# WHAT YOU NEED TO DO:
Show me each line of the listing below where the word "title" appears.

[Opening SUPPLIED DATA section]

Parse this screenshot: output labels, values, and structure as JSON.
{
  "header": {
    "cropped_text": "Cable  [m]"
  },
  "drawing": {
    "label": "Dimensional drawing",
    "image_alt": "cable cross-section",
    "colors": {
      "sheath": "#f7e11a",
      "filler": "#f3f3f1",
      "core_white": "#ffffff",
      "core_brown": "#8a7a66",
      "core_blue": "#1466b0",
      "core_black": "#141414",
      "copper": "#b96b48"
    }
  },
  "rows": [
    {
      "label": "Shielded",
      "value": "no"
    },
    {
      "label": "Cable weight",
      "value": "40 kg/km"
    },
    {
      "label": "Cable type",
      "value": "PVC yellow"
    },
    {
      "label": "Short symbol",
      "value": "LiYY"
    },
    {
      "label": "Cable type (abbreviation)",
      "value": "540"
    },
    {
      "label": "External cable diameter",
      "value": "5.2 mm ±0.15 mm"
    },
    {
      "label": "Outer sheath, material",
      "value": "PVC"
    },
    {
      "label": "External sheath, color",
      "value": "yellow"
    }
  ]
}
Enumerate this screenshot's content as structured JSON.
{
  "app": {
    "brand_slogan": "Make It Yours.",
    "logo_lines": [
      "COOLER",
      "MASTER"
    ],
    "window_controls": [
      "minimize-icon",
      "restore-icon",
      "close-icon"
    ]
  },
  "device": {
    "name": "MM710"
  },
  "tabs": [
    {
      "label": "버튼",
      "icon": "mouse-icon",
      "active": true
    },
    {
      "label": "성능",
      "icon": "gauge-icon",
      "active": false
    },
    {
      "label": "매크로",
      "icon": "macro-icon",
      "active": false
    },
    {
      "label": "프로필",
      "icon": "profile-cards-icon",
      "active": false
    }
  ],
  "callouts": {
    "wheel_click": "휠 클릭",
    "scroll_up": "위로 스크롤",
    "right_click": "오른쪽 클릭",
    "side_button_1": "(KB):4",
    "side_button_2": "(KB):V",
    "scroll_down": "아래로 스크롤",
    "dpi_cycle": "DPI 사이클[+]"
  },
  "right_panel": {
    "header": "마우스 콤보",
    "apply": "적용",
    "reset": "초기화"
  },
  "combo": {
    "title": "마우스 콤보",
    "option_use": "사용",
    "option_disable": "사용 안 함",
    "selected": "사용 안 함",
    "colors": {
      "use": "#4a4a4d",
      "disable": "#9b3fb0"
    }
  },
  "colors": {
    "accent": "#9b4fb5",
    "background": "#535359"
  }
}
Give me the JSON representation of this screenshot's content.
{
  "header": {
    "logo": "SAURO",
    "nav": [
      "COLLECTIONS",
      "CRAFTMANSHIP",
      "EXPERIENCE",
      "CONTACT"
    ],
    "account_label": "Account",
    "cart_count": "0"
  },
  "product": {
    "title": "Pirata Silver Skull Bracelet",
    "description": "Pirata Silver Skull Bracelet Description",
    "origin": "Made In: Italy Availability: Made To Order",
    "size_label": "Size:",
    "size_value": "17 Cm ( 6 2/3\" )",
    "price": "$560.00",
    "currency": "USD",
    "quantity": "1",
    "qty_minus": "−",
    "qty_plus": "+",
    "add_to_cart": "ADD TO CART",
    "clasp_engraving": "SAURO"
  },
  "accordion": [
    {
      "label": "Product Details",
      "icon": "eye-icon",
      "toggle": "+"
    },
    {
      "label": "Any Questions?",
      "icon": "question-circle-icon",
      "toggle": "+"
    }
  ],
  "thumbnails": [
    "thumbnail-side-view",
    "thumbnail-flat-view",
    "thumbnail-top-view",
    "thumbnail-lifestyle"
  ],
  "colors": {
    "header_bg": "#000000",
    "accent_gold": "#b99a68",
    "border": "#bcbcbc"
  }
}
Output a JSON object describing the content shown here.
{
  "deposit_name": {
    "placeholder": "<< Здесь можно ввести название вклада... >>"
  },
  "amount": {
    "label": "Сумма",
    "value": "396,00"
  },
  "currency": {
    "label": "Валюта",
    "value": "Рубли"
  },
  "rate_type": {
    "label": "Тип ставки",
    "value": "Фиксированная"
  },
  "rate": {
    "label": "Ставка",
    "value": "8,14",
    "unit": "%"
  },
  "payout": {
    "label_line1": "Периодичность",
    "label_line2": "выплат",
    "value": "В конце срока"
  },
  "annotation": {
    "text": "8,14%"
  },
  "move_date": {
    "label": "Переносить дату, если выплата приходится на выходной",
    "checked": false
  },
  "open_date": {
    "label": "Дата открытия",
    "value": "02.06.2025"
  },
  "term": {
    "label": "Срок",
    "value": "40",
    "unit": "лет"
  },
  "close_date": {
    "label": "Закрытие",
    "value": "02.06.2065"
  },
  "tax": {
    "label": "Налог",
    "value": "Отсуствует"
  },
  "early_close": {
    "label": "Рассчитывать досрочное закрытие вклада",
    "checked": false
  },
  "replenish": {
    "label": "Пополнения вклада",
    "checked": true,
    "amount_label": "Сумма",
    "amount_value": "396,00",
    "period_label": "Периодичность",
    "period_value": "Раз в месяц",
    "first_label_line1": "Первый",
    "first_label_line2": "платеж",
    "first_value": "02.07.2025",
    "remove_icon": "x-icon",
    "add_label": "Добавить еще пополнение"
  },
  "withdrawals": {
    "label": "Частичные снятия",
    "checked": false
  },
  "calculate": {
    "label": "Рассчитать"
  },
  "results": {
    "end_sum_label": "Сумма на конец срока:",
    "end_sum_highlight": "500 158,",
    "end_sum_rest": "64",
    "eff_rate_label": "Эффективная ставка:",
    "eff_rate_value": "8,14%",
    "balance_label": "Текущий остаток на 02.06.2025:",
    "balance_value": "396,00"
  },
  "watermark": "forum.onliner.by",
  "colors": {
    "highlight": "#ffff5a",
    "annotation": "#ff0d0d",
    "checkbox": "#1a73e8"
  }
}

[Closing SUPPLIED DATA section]

# ANSWER SPACE:
    "title": "마우스 콤보",
    "title": "Pirata Silver Skull Bracelet",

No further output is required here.